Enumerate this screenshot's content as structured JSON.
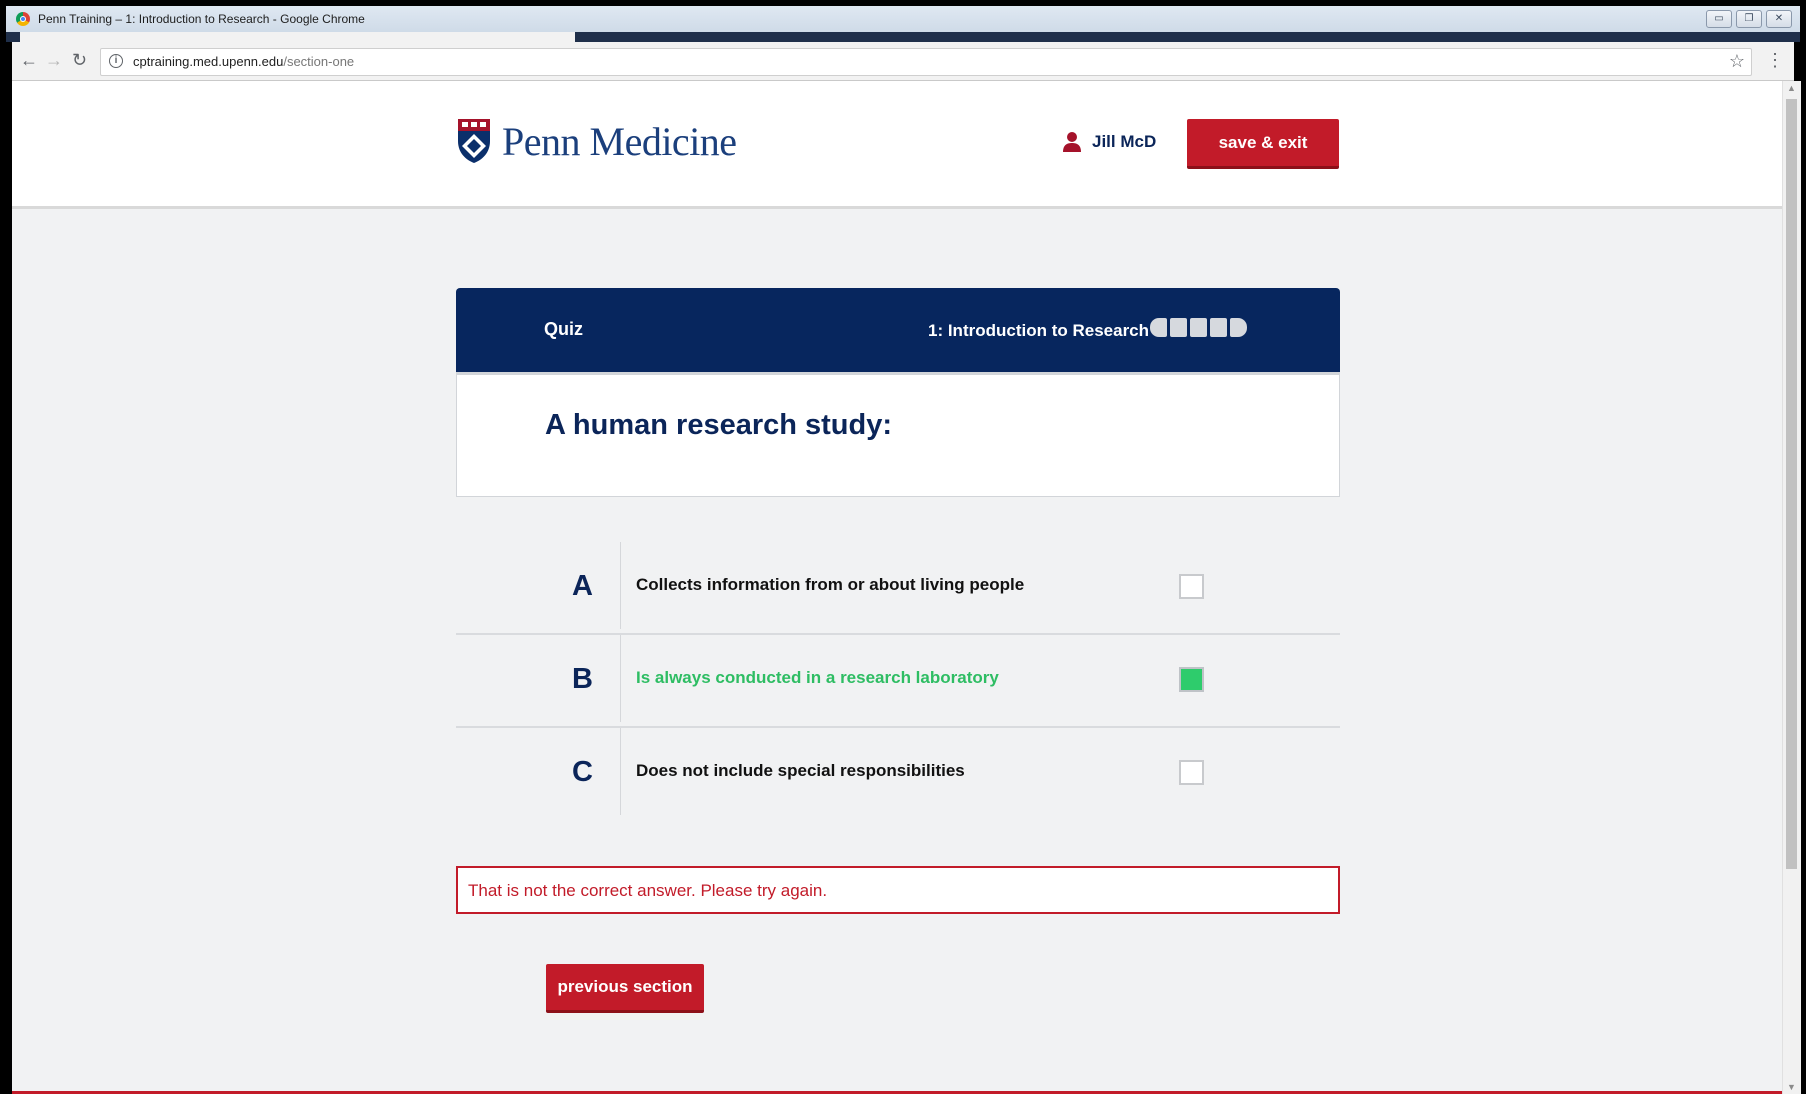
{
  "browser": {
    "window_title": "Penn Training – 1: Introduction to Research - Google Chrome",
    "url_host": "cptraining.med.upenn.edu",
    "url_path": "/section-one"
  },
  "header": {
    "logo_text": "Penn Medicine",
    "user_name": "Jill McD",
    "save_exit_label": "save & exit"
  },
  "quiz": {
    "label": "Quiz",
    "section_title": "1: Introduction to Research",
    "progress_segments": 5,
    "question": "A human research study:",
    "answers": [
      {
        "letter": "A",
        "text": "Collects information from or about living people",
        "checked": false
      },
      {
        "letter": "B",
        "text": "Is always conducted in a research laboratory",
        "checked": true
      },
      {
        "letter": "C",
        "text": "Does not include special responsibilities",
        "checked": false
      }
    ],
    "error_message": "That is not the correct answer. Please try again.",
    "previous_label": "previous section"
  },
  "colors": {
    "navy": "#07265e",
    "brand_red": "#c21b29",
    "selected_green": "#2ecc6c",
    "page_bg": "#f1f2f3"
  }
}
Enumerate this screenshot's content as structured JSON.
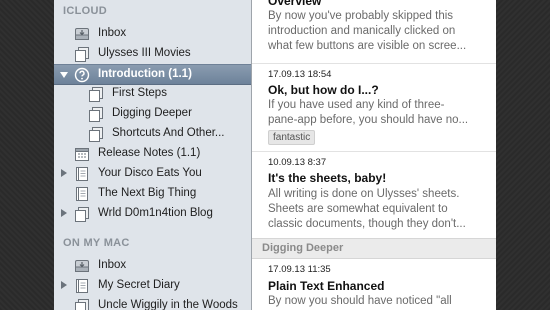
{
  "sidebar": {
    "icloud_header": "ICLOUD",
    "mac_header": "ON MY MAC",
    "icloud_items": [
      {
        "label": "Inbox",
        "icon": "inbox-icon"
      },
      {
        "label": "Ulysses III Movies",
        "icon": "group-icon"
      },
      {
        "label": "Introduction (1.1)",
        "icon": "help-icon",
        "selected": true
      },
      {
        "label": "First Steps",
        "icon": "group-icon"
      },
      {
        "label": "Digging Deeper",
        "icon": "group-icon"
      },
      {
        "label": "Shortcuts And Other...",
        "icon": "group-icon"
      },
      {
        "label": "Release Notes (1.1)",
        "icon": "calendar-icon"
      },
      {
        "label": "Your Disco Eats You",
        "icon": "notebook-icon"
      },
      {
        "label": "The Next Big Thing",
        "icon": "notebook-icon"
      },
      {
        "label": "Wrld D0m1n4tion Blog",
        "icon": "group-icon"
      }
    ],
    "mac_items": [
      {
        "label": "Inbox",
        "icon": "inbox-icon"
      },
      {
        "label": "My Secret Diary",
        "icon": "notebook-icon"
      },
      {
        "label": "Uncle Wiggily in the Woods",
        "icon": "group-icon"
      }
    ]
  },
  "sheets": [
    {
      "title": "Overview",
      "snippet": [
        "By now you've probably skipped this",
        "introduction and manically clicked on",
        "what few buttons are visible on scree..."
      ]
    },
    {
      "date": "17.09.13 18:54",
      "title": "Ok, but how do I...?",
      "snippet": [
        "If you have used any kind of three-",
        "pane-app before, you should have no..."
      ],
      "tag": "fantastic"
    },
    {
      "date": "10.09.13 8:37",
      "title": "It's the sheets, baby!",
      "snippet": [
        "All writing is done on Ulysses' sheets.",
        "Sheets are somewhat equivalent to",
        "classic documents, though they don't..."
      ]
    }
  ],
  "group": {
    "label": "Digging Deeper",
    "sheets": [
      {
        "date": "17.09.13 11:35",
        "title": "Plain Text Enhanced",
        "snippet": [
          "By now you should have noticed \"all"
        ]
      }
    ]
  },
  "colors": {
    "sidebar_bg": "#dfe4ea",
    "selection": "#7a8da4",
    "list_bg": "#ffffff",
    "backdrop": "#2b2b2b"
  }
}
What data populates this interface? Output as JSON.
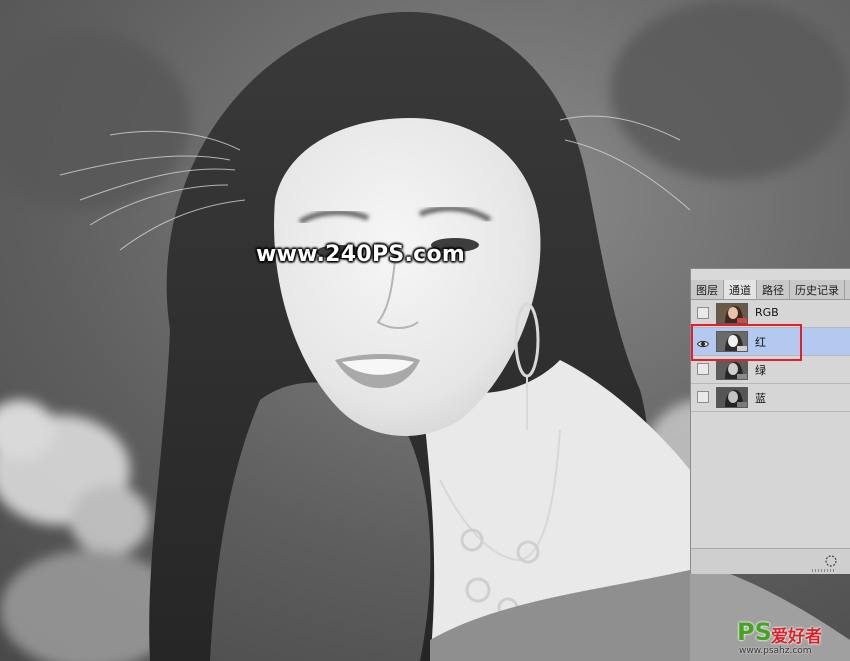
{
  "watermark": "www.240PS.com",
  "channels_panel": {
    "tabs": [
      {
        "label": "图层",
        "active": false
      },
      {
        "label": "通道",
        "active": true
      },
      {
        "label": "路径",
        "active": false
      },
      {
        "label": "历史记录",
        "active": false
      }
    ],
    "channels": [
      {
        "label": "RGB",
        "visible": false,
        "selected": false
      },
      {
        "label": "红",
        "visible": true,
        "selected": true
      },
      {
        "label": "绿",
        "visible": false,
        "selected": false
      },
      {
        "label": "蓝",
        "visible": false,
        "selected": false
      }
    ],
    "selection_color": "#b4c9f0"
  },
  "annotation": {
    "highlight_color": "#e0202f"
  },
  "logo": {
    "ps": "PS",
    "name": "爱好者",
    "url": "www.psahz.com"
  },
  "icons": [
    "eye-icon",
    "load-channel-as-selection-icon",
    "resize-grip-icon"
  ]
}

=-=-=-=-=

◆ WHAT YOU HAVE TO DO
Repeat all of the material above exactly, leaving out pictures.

◆ EXPECTED ANSWER
Enumerate this screenshot's content as structured JSON.
{
  "browser": {
    "window_title": "Penn Training – 1: Introduction to Research - Google Chrome",
    "url_host": "cptraining.med.upenn.edu",
    "url_path": "/section-one"
  },
  "header": {
    "logo_text": "Penn Medicine",
    "user_name": "Jill McD",
    "save_exit_label": "save & exit"
  },
  "quiz": {
    "label": "Quiz",
    "section_title": "1: Introduction to Research",
    "progress_segments": 5,
    "question": "A human research study:",
    "answers": [
      {
        "letter": "A",
        "text": "Collects information from or about living people",
        "checked": false
      },
      {
        "letter": "B",
        "text": "Is always conducted in a research laboratory",
        "checked": true
      },
      {
        "letter": "C",
        "text": "Does not include special responsibilities",
        "checked": false
      }
    ],
    "error_message": "That is not the correct answer. Please try again.",
    "previous_label": "previous section"
  },
  "colors": {
    "navy": "#07265e",
    "brand_red": "#c21b29",
    "selected_green": "#2ecc6c",
    "page_bg": "#f1f2f3"
  }
}
Enumerate this screenshot's content as structured JSON.
{
  "sidebar": {
    "icloud_header": "ICLOUD",
    "mac_header": "ON MY MAC",
    "icloud_items": [
      {
        "label": "Inbox",
        "icon": "inbox-icon"
      },
      {
        "label": "Ulysses III Movies",
        "icon": "group-icon"
      },
      {
        "label": "Introduction (1.1)",
        "icon": "help-icon",
        "selected": true
      },
      {
        "label": "First Steps",
        "icon": "group-icon"
      },
      {
        "label": "Digging Deeper",
        "icon": "group-icon"
      },
      {
        "label": "Shortcuts And Other...",
        "icon": "group-icon"
      },
      {
        "label": "Release Notes (1.1)",
        "icon": "calendar-icon"
      },
      {
        "label": "Your Disco Eats You",
        "icon": "notebook-icon"
      },
      {
        "label": "The Next Big Thing",
        "icon": "notebook-icon"
      },
      {
        "label": "Wrld D0m1n4tion Blog",
        "icon": "group-icon"
      }
    ],
    "mac_items": [
      {
        "label": "Inbox",
        "icon": "inbox-icon"
      },
      {
        "label": "My Secret Diary",
        "icon": "notebook-icon"
      },
      {
        "label": "Uncle Wiggily in the Woods",
        "icon": "group-icon"
      }
    ]
  },
  "sheets": [
    {
      "title": "Overview",
      "snippet": [
        "By now you've probably skipped this",
        "introduction and manically clicked on",
        "what few buttons are visible on scree..."
      ]
    },
    {
      "date": "17.09.13 18:54",
      "title": "Ok, but how do I...?",
      "snippet": [
        "If you have used any kind of three-",
        "pane-app before, you should have no..."
      ],
      "tag": "fantastic"
    },
    {
      "date": "10.09.13 8:37",
      "title": "It's the sheets, baby!",
      "snippet": [
        "All writing is done on Ulysses' sheets.",
        "Sheets are somewhat equivalent to",
        "classic documents, though they don't..."
      ]
    }
  ],
  "group": {
    "label": "Digging Deeper",
    "sheets": [
      {
        "date": "17.09.13 11:35",
        "title": "Plain Text Enhanced",
        "snippet": [
          "By now you should have noticed \"all"
        ]
      }
    ]
  },
  "colors": {
    "sidebar_bg": "#dfe4ea",
    "selection": "#7a8da4",
    "list_bg": "#ffffff",
    "backdrop": "#2b2b2b"
  }
}
What data populates this interface? Output as JSON.
{
  "watermark": "www.240PS.com",
  "channels_panel": {
    "tabs": [
      {
        "label": "图层",
        "active": false
      },
      {
        "label": "通道",
        "active": true
      },
      {
        "label": "路径",
        "active": false
      },
      {
        "label": "历史记录",
        "active": false
      }
    ],
    "channels": [
      {
        "label": "RGB",
        "visible": false,
        "selected": false
      },
      {
        "label": "红",
        "visible": true,
        "selected": true
      },
      {
        "label": "绿",
        "visible": false,
        "selected": false
      },
      {
        "label": "蓝",
        "visible": false,
        "selected": false
      }
    ],
    "selection_color": "#b4c9f0"
  },
  "annotation": {
    "highlight_color": "#e0202f"
  },
  "logo": {
    "ps": "PS",
    "name": "爱好者",
    "url": "www.psahz.com"
  },
  "icons": [
    "eye-icon",
    "load-channel-as-selection-icon",
    "resize-grip-icon"
  ]
}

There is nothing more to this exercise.